App and web page records:

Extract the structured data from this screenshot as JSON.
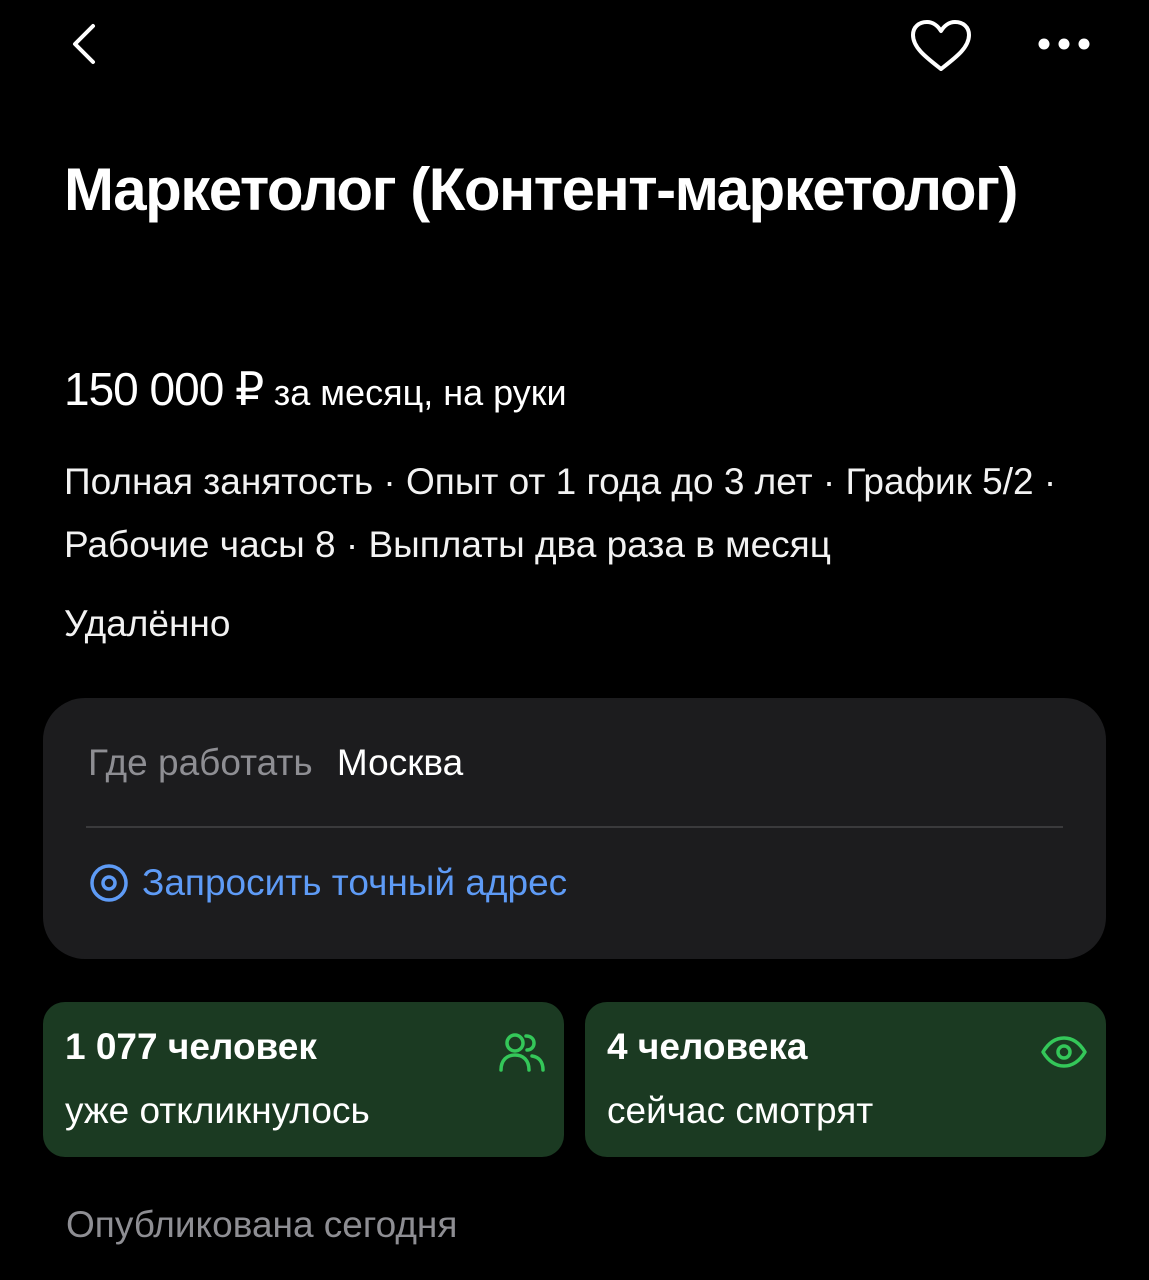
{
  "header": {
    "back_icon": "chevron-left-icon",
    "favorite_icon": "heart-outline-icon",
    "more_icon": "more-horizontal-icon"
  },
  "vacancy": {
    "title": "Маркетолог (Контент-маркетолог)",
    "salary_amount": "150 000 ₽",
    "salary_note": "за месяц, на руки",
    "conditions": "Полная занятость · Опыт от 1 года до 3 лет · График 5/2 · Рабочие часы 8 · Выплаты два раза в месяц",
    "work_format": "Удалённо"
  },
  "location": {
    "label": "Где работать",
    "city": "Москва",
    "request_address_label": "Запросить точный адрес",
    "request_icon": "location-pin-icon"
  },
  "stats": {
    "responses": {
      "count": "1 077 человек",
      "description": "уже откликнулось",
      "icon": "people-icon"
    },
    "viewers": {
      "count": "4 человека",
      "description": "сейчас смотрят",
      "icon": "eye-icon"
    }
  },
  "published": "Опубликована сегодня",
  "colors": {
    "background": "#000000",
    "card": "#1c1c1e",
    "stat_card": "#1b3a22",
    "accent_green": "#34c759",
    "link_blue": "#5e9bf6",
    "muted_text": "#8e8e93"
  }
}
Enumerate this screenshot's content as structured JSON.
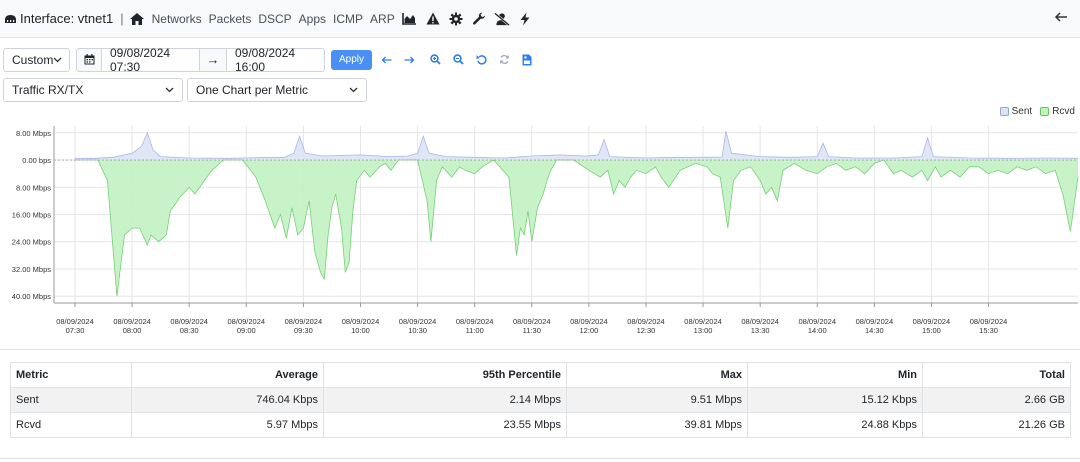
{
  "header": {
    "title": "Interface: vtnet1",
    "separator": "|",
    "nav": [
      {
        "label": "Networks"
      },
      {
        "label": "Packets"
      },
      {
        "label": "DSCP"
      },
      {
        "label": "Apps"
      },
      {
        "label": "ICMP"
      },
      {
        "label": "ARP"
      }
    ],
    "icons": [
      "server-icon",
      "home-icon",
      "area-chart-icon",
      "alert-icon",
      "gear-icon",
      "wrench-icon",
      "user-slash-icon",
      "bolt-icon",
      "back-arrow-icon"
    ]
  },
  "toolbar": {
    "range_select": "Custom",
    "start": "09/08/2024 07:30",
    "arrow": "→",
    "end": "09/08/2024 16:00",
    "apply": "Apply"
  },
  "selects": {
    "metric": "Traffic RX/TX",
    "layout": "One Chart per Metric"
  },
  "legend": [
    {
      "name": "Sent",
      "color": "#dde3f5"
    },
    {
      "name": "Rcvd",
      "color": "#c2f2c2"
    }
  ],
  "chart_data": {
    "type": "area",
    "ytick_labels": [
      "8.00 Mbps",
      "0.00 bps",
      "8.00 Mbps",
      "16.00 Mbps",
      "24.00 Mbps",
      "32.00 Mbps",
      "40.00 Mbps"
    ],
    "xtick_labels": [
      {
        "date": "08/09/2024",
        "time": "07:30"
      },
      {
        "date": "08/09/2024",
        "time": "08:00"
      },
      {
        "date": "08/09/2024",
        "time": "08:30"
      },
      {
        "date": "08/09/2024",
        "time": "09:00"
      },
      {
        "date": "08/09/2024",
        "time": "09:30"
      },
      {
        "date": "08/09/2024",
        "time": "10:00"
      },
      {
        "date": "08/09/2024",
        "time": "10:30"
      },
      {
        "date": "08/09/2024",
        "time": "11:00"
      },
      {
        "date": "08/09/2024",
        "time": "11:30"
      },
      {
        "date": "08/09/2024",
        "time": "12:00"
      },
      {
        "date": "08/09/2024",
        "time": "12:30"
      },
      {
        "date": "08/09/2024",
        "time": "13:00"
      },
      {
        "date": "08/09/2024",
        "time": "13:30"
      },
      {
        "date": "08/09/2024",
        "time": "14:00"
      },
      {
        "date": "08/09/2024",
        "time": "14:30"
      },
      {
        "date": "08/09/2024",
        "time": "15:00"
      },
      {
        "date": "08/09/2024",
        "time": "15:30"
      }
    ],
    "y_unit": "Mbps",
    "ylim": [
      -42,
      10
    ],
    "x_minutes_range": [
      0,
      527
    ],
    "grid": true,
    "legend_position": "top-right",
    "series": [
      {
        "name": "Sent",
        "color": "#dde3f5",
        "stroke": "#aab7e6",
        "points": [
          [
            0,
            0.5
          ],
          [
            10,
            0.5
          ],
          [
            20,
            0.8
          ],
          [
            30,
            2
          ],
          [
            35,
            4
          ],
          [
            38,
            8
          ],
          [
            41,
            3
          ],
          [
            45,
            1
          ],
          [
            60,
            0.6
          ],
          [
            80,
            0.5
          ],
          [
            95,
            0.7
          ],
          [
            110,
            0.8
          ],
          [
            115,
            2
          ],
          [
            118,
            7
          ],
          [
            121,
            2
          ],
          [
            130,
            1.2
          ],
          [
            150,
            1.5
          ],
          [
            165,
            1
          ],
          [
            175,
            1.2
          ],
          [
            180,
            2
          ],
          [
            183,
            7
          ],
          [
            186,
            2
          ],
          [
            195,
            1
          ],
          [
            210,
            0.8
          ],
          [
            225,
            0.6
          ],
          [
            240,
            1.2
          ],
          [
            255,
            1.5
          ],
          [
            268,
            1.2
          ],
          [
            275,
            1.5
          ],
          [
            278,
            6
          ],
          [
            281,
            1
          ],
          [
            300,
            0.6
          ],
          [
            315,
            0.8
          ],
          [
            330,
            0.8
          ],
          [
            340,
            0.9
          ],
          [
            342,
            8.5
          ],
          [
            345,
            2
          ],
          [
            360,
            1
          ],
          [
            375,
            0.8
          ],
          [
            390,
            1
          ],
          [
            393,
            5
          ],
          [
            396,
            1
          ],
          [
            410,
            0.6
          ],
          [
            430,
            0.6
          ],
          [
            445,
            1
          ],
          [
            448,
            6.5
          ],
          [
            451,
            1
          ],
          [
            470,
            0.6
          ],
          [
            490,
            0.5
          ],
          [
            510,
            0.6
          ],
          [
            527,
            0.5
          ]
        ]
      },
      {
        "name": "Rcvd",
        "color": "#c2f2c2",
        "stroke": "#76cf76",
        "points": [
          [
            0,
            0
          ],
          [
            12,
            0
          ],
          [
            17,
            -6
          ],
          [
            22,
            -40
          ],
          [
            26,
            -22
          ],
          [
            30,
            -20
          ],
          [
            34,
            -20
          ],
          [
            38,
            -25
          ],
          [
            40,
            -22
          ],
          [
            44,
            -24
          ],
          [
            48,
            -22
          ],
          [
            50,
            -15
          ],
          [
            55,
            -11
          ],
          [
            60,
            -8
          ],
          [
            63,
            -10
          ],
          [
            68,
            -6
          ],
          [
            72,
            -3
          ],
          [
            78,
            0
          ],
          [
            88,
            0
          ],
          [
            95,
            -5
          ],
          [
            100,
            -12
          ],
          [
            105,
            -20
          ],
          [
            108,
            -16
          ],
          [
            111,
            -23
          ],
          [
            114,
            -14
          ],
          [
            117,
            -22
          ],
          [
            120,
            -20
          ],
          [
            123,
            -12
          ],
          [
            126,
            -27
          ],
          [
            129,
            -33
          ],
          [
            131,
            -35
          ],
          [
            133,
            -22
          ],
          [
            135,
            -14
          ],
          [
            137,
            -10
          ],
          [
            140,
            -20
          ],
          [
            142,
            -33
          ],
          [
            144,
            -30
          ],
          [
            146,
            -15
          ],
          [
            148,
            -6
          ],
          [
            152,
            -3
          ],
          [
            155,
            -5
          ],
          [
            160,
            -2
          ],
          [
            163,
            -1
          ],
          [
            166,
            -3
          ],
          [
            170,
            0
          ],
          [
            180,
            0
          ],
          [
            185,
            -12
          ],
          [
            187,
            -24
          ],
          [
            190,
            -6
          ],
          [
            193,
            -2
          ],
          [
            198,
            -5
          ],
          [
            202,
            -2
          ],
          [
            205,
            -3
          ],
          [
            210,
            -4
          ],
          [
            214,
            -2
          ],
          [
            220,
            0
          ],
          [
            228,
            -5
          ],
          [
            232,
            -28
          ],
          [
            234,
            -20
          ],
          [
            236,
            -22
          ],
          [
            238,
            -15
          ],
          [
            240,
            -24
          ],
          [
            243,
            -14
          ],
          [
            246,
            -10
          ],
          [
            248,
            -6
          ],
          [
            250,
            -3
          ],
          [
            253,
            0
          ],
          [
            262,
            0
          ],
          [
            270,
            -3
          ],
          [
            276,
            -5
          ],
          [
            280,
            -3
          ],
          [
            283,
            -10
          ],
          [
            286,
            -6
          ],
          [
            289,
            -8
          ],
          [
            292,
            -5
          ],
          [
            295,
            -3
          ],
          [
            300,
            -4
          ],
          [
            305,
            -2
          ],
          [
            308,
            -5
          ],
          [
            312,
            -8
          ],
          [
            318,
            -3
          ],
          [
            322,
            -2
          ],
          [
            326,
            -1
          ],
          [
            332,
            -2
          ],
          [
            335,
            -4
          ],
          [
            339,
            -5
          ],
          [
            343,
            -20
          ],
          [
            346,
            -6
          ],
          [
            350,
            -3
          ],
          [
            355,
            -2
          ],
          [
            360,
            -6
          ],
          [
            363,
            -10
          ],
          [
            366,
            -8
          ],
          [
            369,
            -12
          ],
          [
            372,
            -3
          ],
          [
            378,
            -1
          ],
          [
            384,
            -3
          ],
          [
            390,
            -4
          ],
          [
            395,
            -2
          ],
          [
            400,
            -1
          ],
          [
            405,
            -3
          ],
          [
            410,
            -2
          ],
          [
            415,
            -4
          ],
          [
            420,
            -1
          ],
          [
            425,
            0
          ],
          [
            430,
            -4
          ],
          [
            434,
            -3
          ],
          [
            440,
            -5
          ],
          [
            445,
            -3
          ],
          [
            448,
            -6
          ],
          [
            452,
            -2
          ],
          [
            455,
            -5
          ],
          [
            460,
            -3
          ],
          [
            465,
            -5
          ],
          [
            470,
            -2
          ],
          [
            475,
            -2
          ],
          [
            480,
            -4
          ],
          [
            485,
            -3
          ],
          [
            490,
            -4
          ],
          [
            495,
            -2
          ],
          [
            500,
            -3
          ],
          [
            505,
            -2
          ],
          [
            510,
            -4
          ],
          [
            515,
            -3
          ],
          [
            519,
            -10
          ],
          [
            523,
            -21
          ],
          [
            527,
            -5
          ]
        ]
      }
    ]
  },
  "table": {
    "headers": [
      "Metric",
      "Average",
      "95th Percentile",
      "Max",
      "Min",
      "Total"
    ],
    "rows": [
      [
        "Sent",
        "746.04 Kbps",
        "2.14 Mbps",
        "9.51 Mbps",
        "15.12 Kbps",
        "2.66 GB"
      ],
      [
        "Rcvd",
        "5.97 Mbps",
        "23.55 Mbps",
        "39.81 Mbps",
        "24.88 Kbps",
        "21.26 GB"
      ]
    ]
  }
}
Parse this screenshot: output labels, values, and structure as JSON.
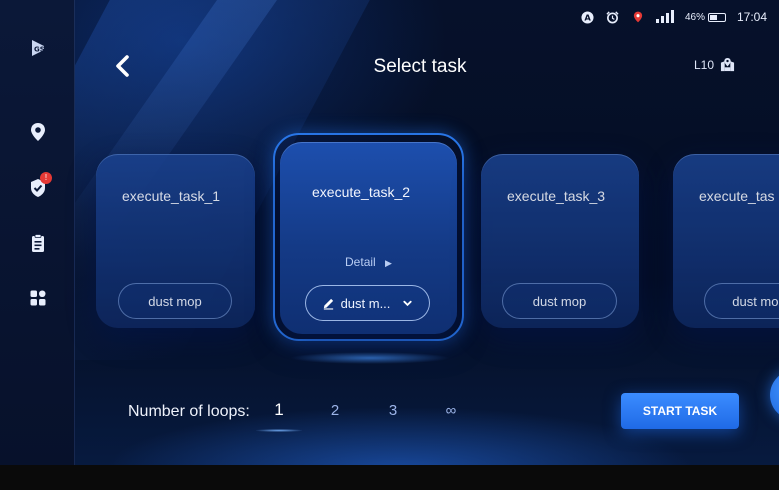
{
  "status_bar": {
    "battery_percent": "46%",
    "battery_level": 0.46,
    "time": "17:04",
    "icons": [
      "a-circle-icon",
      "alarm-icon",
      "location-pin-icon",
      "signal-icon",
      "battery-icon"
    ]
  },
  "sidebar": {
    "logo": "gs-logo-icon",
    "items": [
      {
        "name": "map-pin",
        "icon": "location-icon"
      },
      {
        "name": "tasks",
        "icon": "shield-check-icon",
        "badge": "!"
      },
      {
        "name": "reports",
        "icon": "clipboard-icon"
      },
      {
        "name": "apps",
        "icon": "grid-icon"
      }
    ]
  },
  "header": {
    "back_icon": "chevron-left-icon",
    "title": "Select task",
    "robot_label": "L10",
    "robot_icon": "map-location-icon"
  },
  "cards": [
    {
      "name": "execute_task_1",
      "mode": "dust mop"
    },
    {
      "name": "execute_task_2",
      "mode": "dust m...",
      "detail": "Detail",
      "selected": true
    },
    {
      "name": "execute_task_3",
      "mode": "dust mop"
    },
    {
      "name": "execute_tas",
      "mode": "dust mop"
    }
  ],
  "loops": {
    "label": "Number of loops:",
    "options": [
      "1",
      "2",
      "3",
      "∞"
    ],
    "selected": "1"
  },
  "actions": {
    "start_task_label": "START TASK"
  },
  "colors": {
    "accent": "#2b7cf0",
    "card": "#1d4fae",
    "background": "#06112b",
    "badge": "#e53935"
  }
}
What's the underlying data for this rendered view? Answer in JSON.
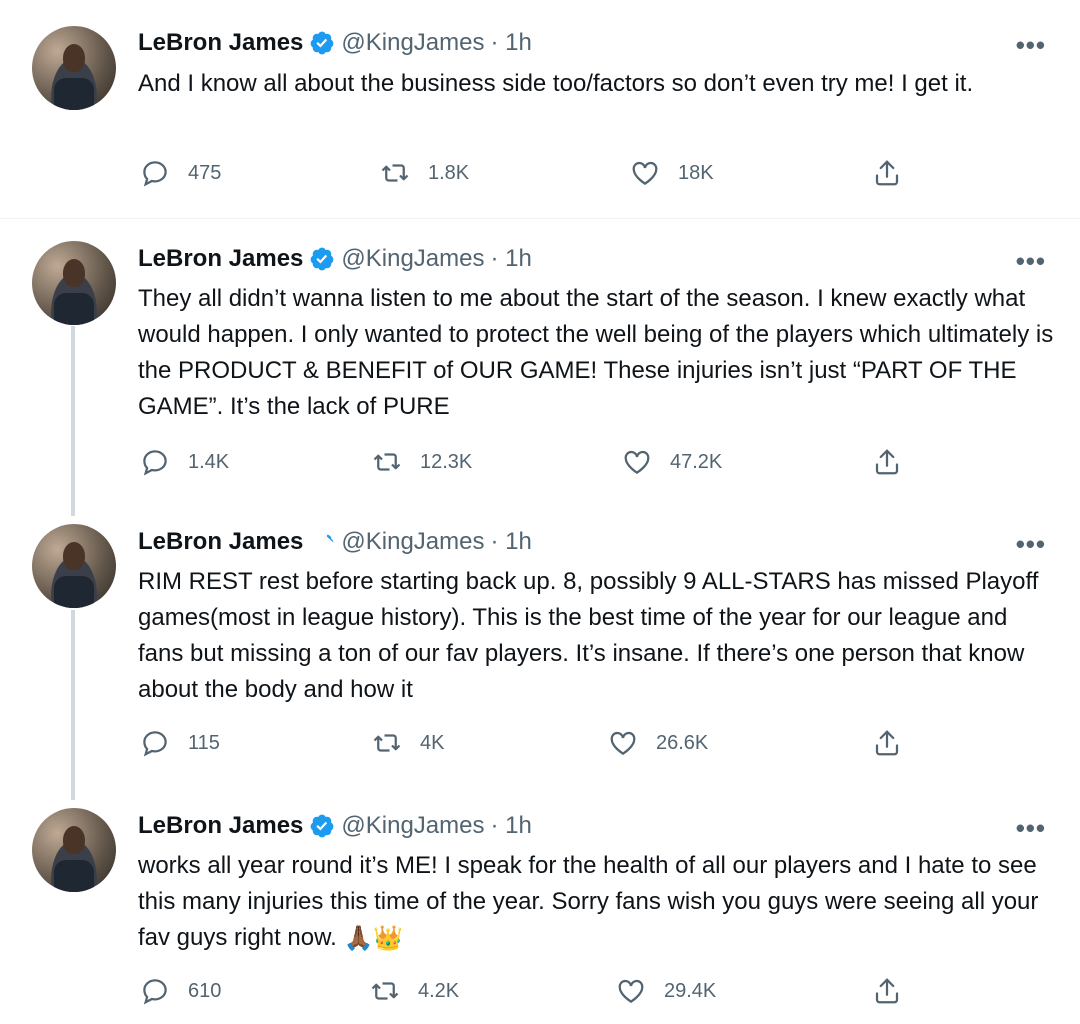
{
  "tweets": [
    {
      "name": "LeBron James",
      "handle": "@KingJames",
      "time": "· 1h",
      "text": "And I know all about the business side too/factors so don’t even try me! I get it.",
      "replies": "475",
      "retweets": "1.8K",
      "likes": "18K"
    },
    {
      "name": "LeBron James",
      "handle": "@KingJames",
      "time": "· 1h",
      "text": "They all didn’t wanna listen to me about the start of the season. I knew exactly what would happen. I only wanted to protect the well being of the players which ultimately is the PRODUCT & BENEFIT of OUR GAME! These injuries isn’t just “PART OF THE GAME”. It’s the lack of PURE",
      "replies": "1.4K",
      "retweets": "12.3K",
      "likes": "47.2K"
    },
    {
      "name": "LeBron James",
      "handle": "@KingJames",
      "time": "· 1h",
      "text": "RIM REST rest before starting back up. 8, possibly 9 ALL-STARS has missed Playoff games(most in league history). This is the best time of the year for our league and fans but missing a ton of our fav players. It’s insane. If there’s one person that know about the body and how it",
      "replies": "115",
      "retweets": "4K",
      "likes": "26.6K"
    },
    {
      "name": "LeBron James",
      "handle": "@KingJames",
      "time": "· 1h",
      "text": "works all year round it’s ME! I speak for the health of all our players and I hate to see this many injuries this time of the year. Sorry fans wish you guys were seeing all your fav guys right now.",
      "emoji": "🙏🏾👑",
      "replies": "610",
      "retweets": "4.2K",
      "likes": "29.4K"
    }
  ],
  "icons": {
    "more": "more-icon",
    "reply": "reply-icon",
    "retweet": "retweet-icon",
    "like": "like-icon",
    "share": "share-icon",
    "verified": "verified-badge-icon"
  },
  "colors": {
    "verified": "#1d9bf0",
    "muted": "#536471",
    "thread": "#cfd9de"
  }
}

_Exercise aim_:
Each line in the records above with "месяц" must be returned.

_Response area_:
    "salary_note": "за месяц, на руки",
    "conditions": "Полная занятость · Опыт от 1 года до 3 лет · График 5/2 · Рабочие часы 8 · Выплаты два раза в месяц",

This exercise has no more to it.